The United States also demanded that Syrian authorities allow the mission full access and urged monitors to report what they find to the international community.

"Syrian authorities have transferred perhaps hundreds of detainees to off-limits military sites to hide them from Arab League monitors now in the country."

-Human Rights Watch

"We obviously look to these individuals to be intrepid in their search for the truth of what's happening on the ground," Mark Toner, the US State Department's deputy spokesman, said.

"The regime used the last several days as an opportunity to escalate their attacks on several ... neighborhoods in Homs and other cities prior to the deployment of these monitors," he added.
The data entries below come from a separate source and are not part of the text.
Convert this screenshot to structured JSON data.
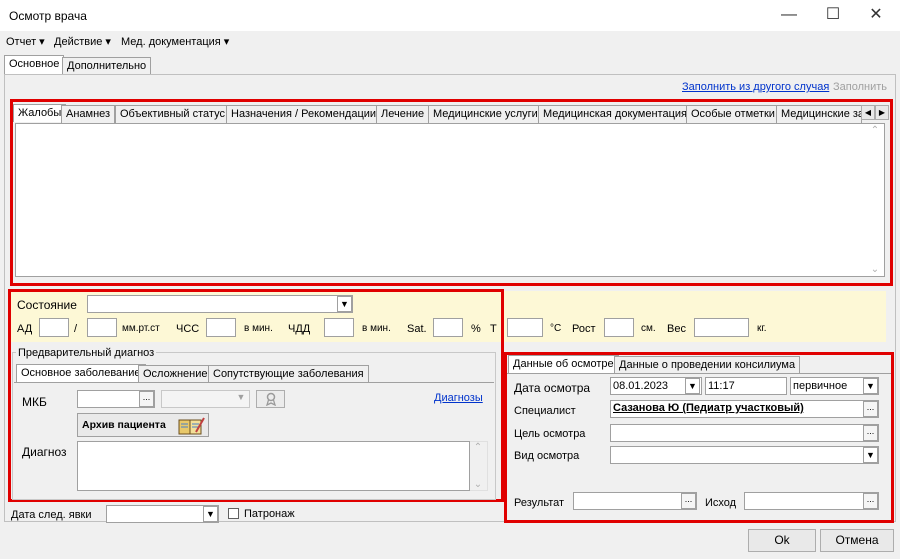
{
  "window": {
    "title": "Осмотр врача",
    "minimize_glyph": "—",
    "maximize_glyph": "☐",
    "close_glyph": "✕"
  },
  "menu": [
    "Отчет ▾",
    "Действие ▾",
    "Мед. документация ▾"
  ],
  "top_tabs": [
    "Основное",
    "Дополнительно"
  ],
  "fill_from_case_link": "Заполнить из другого случая",
  "fill_button": "Заполнить",
  "main_tabs": [
    "Жалобы",
    "Анамнез",
    "Объективный статус",
    "Назначения / Рекомендации",
    "Лечение",
    "Медицинские услуги",
    "Медицинская документация",
    "Особые отметки",
    "Медицинские за"
  ],
  "state": {
    "label": "Состояние",
    "ad_label": "АД",
    "slash": "/",
    "ad_unit": "мм.рт.ст",
    "hss_label": "ЧСС",
    "per_min": "в мин.",
    "chdd_label": "ЧДД",
    "per_min2": "в мин.",
    "sat_label": "Sat.",
    "pct": "%",
    "t_label": "Т",
    "t_unit": "°С",
    "height_label": "Рост",
    "height_unit": "см.",
    "weight_label": "Вес",
    "weight_unit": "кг."
  },
  "prelim": {
    "group_title": "Предварительный диагноз",
    "tabs": [
      "Основное заболевание",
      "Осложнение",
      "Сопутствующие заболевания"
    ],
    "mkb_label": "МКБ",
    "diagnoses_link": "Диагнозы",
    "archive_button": "Архив пациента",
    "diagnosis_label": "Диагноз"
  },
  "exam": {
    "tabs": [
      "Данные об осмотре",
      "Данные о проведении консилиума"
    ],
    "date_label": "Дата осмотра",
    "date_value": "08.01.2023",
    "time_value": "11:17",
    "type_value": "первичное",
    "specialist_label": "Специалист",
    "specialist_value": "Сазанова Ю (Педиатр участковый)",
    "purpose_label": "Цель осмотра",
    "kind_label": "Вид осмотра",
    "result_label": "Результат",
    "outcome_label": "Исход"
  },
  "next_visit_label": "Дата след. явки",
  "patronage_label": "Патронаж",
  "ok_button": "Ok",
  "cancel_button": "Отмена",
  "icons": {
    "dropdown": "▼",
    "ellipsis": "...",
    "tab_left": "◀",
    "tab_right": "▶",
    "scroll_up": "⌃",
    "scroll_down": "⌄"
  },
  "colors": {
    "highlight": "#e00000",
    "state_panel": "#fdf8d6",
    "link": "#0033cc"
  }
}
The Arab League plan endorsed by Syria on November 2 calls for the withdrawal of the military from towns and residential districts, a halt to violence against civilians and the release of detainees.
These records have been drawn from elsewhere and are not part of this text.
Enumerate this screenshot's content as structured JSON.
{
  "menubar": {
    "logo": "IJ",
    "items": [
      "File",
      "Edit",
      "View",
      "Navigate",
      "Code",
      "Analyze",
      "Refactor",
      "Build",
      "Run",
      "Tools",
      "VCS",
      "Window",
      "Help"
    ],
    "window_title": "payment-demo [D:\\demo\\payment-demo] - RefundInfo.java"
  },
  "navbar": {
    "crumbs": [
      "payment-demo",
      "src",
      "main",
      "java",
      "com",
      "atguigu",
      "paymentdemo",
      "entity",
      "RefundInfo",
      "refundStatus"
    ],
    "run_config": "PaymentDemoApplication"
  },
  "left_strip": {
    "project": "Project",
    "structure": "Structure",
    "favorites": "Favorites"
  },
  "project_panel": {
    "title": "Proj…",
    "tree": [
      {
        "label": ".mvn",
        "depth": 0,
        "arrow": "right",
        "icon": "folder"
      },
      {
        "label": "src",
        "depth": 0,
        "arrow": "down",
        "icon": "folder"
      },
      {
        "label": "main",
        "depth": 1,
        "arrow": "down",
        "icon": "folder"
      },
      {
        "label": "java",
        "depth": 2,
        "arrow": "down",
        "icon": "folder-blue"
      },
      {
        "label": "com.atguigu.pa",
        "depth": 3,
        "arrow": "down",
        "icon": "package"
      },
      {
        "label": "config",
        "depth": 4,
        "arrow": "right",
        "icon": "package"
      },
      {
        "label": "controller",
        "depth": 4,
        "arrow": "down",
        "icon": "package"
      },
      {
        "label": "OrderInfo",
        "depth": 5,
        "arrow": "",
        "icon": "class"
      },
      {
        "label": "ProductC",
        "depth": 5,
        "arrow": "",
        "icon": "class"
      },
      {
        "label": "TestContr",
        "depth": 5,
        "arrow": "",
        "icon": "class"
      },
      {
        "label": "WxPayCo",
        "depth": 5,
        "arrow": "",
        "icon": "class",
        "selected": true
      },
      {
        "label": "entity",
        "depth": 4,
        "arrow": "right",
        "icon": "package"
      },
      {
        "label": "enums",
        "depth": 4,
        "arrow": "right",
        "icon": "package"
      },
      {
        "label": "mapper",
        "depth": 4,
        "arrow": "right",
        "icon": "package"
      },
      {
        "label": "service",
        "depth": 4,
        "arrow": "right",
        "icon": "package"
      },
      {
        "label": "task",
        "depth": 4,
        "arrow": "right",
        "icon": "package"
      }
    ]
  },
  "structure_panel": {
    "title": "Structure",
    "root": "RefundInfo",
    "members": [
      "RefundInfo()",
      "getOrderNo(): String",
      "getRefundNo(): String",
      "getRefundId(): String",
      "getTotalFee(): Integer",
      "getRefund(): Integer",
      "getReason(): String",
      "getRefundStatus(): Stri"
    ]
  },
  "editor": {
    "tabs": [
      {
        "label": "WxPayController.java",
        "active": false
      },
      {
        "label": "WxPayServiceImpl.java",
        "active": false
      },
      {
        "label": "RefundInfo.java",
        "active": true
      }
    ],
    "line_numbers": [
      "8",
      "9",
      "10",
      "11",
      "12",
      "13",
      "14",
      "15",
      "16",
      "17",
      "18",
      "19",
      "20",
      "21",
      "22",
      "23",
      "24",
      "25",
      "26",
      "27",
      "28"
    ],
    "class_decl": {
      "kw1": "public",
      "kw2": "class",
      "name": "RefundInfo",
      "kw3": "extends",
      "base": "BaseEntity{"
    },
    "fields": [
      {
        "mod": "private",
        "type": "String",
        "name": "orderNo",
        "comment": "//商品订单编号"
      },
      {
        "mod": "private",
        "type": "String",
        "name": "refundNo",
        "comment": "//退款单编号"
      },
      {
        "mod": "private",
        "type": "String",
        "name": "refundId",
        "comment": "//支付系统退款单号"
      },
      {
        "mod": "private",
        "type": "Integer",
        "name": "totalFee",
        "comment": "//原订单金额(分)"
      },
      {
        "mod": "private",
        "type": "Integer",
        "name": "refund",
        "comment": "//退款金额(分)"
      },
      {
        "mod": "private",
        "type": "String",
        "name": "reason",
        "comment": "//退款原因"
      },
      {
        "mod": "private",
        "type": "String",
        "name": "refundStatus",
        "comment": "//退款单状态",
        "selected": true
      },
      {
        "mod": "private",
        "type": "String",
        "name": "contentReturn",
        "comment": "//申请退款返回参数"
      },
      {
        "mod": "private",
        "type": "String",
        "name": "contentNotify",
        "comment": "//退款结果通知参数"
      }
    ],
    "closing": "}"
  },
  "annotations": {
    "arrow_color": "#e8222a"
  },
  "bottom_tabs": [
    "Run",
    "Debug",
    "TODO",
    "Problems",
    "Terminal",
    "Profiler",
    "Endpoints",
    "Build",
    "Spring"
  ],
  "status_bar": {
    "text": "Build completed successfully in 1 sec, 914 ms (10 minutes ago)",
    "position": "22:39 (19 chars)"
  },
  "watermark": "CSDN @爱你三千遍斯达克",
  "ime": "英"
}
Syrian state television reported on Wednesday that the government has released 755 detainees "whose hands were not stained with blood".

But Human Rights Watch (HRW), a the US-based rights organisation, accused the government of hiding from the observers hundreds of detainees held in its crackdown on dissent.

"Syrian authorities have transferred perhaps hundreds of detainees to off-limits military sites to hide them from Arab League monitors now in the country," read an HRW statement.

Homs demonstration

Activists on Tuesday said Syrian police used tear gas to disperse an estimated 70,000 people who took to the streets of Homs as the observers visited.

Some demonstrators were fired at with live ammunition as they made their way to Sa’a square, and four were wounded, one seriously.

Before joining the march on Al-Sa'a square, tens of thousands staged a sit-in in al-Khalidiyeh neighbourhood, according to the Syrian Observatory for Human Rights (a London-based group), which also reported demonstrations in Bab Dreib and Jub al-Jandali districts.

At least 34 civilians were reportedly killed in Homs' Baba Amro district on Monday.

The UN estimates more than 5,000 people have been killed in the crackdown since anti-government protests began in mid-March.

The Syrian government says most of the violence has been perpetrated by "armed terrorist groups" that are working against the government.

Source:
Al Jazeera and agencies
Topics in this article
People
Country
City
Organisation
Featured on Al Jazeera
'Justice for All' demonstrations swell across the US over the deaths of African Americans in police encounters.
Six former Guantanamo detainees are now free in Uruguay with some hailing the decision to grant them asylum.
Disproportionately high number of Aboriginal people in prison highlights inequality and marginalisation, critics say.
Nearly half of Canadians have suffered inappropriate advances on the job - and the political arena is no exception.
Featured
Women's rights activists are demanding change after Hanna Lalango, 16, was gang-raped on a bus and left for dead.
Buried in Sweden's northern forest, Sorsele has welcomed many unaccompanied kids who help stabilise a town exodus.
A look at the changing face of North Korea, three years after the death of 'Dear Leader'.
While some fear a Muslim backlash after café killings, solidarity instead appears to be the order of the day.
Victims spared by the deadly disease are reporting blindness and other unexpected post-Ebola health issues.